- _Task prompt_
Every record is to be printed exactly as written, and any picture in it is skipped.

- _Provided records_
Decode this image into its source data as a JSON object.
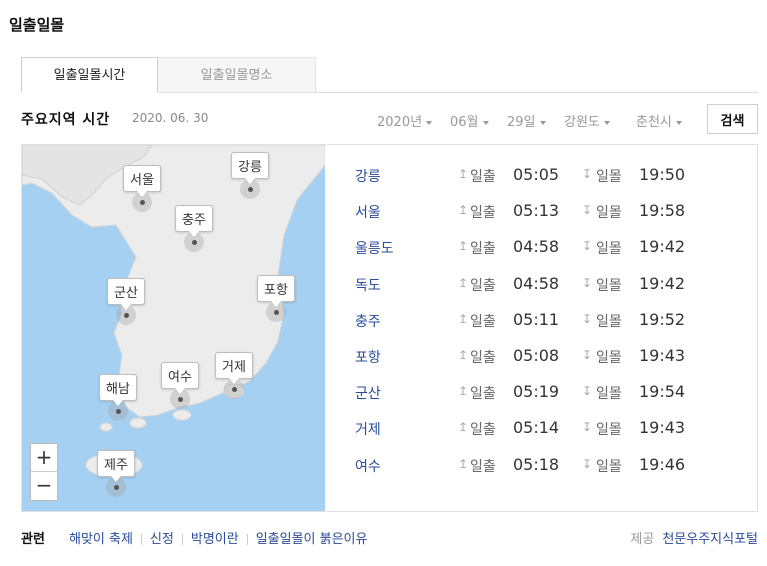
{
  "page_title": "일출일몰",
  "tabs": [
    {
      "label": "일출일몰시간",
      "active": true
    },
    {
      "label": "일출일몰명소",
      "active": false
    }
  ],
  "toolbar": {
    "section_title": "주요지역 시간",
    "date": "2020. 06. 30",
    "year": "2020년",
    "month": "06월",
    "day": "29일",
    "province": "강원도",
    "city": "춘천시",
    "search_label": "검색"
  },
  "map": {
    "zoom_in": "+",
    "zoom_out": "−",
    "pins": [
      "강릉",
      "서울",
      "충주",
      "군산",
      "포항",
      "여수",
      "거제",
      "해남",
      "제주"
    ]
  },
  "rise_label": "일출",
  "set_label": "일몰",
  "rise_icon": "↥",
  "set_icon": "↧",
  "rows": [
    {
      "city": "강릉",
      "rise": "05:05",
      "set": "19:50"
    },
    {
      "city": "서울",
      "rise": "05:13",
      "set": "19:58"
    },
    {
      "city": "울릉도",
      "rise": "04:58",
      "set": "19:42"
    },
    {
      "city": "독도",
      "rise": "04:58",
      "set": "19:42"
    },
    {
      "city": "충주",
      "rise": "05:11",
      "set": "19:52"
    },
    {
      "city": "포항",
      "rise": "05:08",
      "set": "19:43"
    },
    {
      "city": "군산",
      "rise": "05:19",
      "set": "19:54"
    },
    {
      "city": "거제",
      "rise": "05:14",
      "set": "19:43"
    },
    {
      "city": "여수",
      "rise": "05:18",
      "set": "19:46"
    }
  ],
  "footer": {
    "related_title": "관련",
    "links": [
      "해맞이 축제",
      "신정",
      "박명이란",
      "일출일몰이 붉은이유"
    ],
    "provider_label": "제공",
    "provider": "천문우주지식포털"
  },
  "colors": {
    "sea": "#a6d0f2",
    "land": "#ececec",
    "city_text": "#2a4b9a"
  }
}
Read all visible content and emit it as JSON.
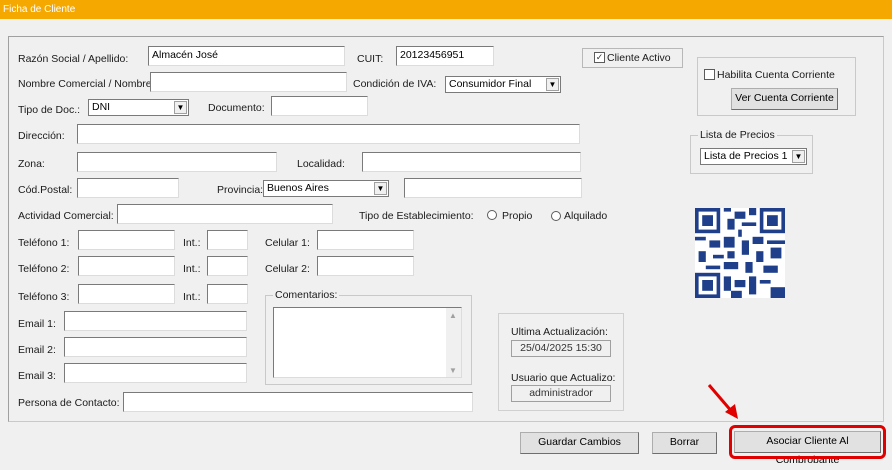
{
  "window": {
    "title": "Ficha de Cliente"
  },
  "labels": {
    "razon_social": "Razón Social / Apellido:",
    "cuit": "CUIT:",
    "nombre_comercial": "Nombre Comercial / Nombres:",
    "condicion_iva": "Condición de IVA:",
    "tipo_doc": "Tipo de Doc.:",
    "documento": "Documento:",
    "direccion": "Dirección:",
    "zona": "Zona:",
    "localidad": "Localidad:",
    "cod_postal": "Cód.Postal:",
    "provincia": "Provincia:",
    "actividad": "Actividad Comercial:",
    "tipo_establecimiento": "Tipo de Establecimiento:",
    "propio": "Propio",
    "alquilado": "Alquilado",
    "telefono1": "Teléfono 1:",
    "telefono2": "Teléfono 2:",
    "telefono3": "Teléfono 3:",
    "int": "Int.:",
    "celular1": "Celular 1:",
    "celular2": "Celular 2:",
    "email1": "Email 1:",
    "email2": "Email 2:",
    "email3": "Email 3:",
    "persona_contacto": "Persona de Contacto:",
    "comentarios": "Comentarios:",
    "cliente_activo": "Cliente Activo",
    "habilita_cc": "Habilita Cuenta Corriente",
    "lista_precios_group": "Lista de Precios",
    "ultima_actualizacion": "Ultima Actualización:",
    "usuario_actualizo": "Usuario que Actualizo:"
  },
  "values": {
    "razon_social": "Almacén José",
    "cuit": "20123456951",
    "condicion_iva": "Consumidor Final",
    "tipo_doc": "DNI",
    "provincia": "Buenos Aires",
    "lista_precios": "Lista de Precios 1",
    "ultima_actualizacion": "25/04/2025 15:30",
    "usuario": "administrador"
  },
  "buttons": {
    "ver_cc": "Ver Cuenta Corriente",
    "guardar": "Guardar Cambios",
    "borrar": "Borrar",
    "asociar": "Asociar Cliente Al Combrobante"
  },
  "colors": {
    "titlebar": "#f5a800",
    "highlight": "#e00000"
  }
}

- _Written response_
Decode this image into its source data as a JSON object.
{
  "page_title": "일출일몰",
  "tabs": [
    {
      "label": "일출일몰시간",
      "active": true
    },
    {
      "label": "일출일몰명소",
      "active": false
    }
  ],
  "toolbar": {
    "section_title": "주요지역 시간",
    "date": "2020. 06. 30",
    "year": "2020년",
    "month": "06월",
    "day": "29일",
    "province": "강원도",
    "city": "춘천시",
    "search_label": "검색"
  },
  "map": {
    "zoom_in": "+",
    "zoom_out": "−",
    "pins": [
      "강릉",
      "서울",
      "충주",
      "군산",
      "포항",
      "여수",
      "거제",
      "해남",
      "제주"
    ]
  },
  "rise_label": "일출",
  "set_label": "일몰",
  "rise_icon": "↥",
  "set_icon": "↧",
  "rows": [
    {
      "city": "강릉",
      "rise": "05:05",
      "set": "19:50"
    },
    {
      "city": "서울",
      "rise": "05:13",
      "set": "19:58"
    },
    {
      "city": "울릉도",
      "rise": "04:58",
      "set": "19:42"
    },
    {
      "city": "독도",
      "rise": "04:58",
      "set": "19:42"
    },
    {
      "city": "충주",
      "rise": "05:11",
      "set": "19:52"
    },
    {
      "city": "포항",
      "rise": "05:08",
      "set": "19:43"
    },
    {
      "city": "군산",
      "rise": "05:19",
      "set": "19:54"
    },
    {
      "city": "거제",
      "rise": "05:14",
      "set": "19:43"
    },
    {
      "city": "여수",
      "rise": "05:18",
      "set": "19:46"
    }
  ],
  "footer": {
    "related_title": "관련",
    "links": [
      "해맞이 축제",
      "신정",
      "박명이란",
      "일출일몰이 붉은이유"
    ],
    "provider_label": "제공",
    "provider": "천문우주지식포털"
  },
  "colors": {
    "sea": "#a6d0f2",
    "land": "#ececec",
    "city_text": "#2a4b9a"
  }
}
Read all visible content and emit it as JSON.
{
  "window": {
    "title": "Ficha de Cliente"
  },
  "labels": {
    "razon_social": "Razón Social / Apellido:",
    "cuit": "CUIT:",
    "nombre_comercial": "Nombre Comercial / Nombres:",
    "condicion_iva": "Condición de IVA:",
    "tipo_doc": "Tipo de Doc.:",
    "documento": "Documento:",
    "direccion": "Dirección:",
    "zona": "Zona:",
    "localidad": "Localidad:",
    "cod_postal": "Cód.Postal:",
    "provincia": "Provincia:",
    "actividad": "Actividad Comercial:",
    "tipo_establecimiento": "Tipo de Establecimiento:",
    "propio": "Propio",
    "alquilado": "Alquilado",
    "telefono1": "Teléfono 1:",
    "telefono2": "Teléfono 2:",
    "telefono3": "Teléfono 3:",
    "int": "Int.:",
    "celular1": "Celular 1:",
    "celular2": "Celular 2:",
    "email1": "Email 1:",
    "email2": "Email 2:",
    "email3": "Email 3:",
    "persona_contacto": "Persona de Contacto:",
    "comentarios": "Comentarios:",
    "cliente_activo": "Cliente Activo",
    "habilita_cc": "Habilita Cuenta Corriente",
    "lista_precios_group": "Lista de Precios",
    "ultima_actualizacion": "Ultima Actualización:",
    "usuario_actualizo": "Usuario que Actualizo:"
  },
  "values": {
    "razon_social": "Almacén José",
    "cuit": "20123456951",
    "condicion_iva": "Consumidor Final",
    "tipo_doc": "DNI",
    "provincia": "Buenos Aires",
    "lista_precios": "Lista de Precios 1",
    "ultima_actualizacion": "25/04/2025 15:30",
    "usuario": "administrador"
  },
  "buttons": {
    "ver_cc": "Ver Cuenta Corriente",
    "guardar": "Guardar Cambios",
    "borrar": "Borrar",
    "asociar": "Asociar Cliente Al Combrobante"
  },
  "colors": {
    "titlebar": "#f5a800",
    "highlight": "#e00000"
  }
}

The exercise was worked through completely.